The journalists reporting on that "gaffe" just assume - without presenting evidence - that Akin is wrong.
"Is it Akin, or is it The Onion?" a US News writer wonders.
A Huffington Post writer says, it is "particularly puzzling, since, by definition, an abortion cannot be performed if there is no pregnancy."
But they're wrong, as I was surprised to find out during my consumer reporting days. As I write in my book Give Me A Break:
I had heard some doctors were so greedy they'd perform abortions on women who weren't pregnant. In the era before home pregnancy tests the crooked doctors could take advantage of women whose periods were late. They would simply test their urine, tell them they were pregnant and pretend to give them abortions.
To catch them, I sent two female researchers to six abortion doctors with samples of my urine for testing. Two of the six clinics told the women they were pregnant and tried to abort them. They had to jump off the tables and shout, "No! I've changed my mind!" or the doctors would have gone ahead. We got the conversations on tape and broadcast them. Both doctors closed their clinics and disappeared.
I disagree with Akin about abortion. And I would think that, today, it is much harder for doctors to con people thanks to home pregnancy tests.
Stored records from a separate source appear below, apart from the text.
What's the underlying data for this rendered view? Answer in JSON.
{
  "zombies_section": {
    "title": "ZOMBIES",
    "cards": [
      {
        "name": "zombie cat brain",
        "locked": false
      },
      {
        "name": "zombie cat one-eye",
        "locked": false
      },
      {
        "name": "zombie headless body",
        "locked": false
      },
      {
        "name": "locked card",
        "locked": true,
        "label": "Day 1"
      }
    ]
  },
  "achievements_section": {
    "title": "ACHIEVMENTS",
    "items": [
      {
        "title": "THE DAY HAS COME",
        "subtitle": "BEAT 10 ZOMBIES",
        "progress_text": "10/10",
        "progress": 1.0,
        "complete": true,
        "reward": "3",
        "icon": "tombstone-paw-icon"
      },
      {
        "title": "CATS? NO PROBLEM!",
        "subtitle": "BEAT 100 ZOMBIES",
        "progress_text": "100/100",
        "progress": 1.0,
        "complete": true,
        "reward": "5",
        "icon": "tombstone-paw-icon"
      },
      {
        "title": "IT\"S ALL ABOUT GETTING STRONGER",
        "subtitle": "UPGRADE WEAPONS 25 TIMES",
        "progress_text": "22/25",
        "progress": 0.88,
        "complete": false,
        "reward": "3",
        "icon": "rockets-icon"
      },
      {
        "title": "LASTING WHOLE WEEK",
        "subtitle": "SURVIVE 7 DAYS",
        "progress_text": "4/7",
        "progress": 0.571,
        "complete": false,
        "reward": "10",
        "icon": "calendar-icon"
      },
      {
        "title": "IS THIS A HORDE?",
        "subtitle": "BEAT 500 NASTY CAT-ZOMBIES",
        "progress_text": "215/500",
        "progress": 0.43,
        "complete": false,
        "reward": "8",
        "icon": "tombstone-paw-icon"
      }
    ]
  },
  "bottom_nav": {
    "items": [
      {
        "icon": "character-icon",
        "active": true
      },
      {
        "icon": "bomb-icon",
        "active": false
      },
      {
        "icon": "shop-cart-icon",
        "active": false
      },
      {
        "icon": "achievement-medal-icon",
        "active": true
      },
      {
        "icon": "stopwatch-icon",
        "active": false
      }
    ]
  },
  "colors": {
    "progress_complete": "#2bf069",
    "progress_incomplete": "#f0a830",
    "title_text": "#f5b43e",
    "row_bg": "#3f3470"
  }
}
But journalists should check it out first, rather than just sneering.